**WHAT NEEDS TO BE DONE**.
For each line below that includes the word "completed", make a copy.

Excerpts from an interface dataset
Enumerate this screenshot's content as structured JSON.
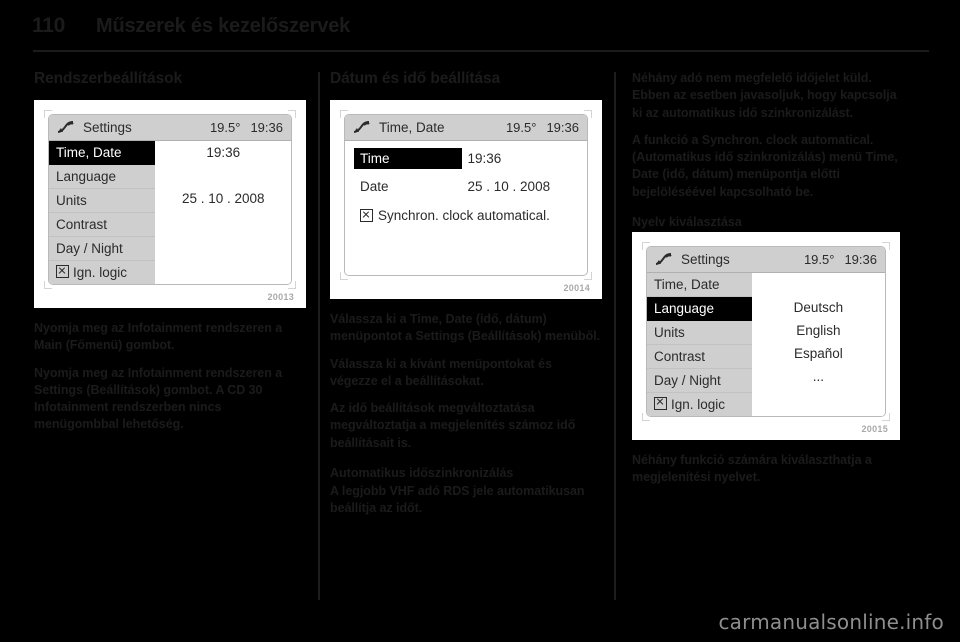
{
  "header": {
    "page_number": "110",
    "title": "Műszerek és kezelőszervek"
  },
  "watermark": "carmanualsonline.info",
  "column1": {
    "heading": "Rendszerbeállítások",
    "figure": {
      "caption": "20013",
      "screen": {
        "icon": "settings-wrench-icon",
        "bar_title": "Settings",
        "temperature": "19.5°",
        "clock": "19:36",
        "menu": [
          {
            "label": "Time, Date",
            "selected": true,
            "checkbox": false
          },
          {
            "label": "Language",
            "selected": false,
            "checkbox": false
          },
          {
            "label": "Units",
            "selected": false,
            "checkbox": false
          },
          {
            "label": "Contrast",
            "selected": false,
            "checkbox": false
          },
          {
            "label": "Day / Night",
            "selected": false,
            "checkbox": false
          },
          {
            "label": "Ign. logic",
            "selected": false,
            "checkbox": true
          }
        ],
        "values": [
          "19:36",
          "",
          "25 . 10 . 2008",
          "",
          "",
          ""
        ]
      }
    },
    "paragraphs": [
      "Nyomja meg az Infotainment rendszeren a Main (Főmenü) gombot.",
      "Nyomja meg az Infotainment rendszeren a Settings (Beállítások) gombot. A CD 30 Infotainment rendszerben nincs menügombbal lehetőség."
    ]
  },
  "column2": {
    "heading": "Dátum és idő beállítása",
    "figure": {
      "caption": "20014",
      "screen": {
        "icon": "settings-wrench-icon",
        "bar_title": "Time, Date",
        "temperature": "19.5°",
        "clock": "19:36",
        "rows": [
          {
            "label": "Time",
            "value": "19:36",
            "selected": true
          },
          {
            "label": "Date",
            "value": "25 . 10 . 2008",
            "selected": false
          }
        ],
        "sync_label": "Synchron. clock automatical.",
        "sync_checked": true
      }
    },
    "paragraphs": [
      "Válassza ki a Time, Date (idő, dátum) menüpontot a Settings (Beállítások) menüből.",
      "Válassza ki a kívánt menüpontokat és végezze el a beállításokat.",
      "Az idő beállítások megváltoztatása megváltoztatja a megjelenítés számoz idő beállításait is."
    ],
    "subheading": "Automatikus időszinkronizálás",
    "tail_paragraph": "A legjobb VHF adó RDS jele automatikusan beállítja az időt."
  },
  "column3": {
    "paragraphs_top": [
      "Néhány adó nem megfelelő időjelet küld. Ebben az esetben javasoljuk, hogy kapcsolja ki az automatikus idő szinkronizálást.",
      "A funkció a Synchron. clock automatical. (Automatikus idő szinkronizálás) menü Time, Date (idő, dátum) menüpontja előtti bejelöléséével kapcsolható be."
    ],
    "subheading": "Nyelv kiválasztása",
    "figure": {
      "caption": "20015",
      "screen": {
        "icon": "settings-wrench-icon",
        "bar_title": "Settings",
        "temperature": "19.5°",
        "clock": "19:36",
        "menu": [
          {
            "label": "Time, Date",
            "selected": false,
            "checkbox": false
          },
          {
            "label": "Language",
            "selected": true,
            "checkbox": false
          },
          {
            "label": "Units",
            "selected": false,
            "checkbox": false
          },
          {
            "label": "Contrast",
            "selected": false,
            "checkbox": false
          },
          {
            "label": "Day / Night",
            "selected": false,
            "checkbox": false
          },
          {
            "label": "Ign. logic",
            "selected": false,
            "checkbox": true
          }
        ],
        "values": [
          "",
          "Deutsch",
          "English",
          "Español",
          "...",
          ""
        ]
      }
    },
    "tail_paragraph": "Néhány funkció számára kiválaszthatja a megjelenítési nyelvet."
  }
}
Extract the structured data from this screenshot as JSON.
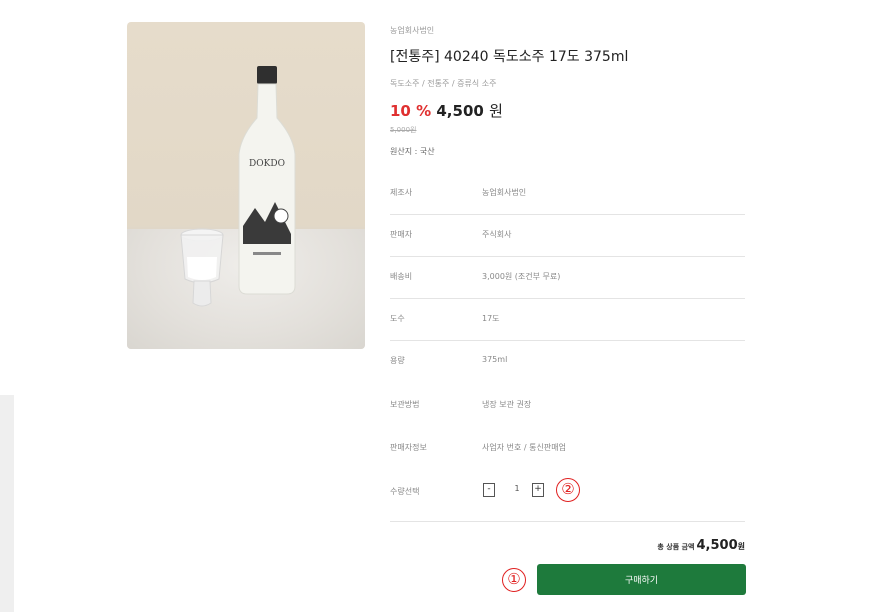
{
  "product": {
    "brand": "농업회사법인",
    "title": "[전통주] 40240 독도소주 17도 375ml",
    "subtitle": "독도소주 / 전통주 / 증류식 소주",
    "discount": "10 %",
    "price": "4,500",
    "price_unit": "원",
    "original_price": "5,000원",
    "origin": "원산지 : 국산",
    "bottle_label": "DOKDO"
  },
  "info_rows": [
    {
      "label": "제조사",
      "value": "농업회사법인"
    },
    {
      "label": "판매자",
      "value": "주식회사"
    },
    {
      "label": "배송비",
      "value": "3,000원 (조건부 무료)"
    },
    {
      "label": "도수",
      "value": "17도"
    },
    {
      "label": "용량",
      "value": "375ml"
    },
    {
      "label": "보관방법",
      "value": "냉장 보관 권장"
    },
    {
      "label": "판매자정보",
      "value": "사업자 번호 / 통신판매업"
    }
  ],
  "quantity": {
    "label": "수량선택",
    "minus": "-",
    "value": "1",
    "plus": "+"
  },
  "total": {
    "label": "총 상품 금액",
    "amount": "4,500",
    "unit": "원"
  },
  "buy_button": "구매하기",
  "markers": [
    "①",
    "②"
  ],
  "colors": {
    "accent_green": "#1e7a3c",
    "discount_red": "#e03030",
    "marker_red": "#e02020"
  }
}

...

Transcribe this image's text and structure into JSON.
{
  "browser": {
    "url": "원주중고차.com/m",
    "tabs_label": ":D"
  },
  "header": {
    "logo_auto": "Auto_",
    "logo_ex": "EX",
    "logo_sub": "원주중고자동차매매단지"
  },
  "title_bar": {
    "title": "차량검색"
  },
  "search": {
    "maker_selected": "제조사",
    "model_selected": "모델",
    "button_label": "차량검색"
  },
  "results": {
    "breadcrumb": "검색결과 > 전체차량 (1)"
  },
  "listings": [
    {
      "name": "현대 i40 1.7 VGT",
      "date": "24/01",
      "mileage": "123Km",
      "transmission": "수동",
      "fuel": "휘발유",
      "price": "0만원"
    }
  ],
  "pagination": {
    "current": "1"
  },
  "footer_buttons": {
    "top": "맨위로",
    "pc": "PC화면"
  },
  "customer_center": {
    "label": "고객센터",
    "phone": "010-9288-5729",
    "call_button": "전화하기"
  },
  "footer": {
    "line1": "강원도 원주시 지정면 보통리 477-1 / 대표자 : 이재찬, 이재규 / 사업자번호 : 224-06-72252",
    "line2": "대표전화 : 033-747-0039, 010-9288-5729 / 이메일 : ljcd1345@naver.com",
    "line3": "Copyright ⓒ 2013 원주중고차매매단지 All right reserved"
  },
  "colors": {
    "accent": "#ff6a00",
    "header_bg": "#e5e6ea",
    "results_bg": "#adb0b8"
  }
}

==

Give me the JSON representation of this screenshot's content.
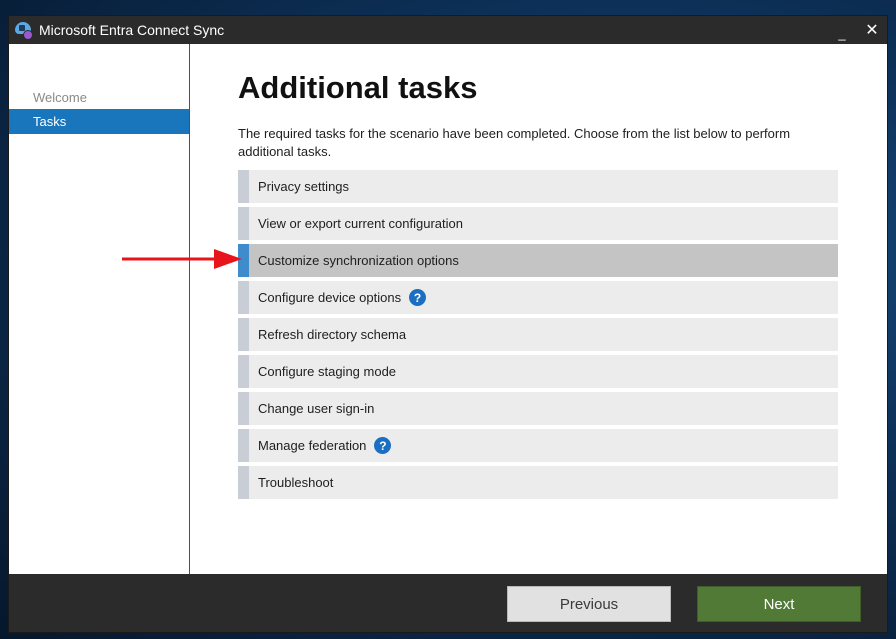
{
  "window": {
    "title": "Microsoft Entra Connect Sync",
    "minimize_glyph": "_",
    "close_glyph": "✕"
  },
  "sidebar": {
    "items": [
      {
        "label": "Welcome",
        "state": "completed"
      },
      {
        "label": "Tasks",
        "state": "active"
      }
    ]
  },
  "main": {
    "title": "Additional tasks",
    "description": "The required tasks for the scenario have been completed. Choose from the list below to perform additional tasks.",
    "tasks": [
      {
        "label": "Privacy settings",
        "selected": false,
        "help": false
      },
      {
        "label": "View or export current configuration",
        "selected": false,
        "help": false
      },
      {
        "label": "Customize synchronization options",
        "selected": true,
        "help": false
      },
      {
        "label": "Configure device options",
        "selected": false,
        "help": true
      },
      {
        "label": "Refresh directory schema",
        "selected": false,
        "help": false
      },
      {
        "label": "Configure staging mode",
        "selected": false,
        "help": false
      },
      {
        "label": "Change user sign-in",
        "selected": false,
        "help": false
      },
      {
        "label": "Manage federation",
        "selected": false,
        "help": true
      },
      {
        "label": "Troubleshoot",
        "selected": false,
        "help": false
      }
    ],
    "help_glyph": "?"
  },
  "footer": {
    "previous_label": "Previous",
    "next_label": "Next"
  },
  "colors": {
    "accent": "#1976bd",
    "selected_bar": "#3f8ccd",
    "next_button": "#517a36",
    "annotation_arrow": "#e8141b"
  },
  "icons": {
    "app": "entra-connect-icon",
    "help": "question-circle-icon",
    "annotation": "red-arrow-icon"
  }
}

**REPLY TO THE TASK**.
        "state": "completed"
    "description": "The required tasks for the scenario have been completed. Choose from the list below to perform additional tasks.",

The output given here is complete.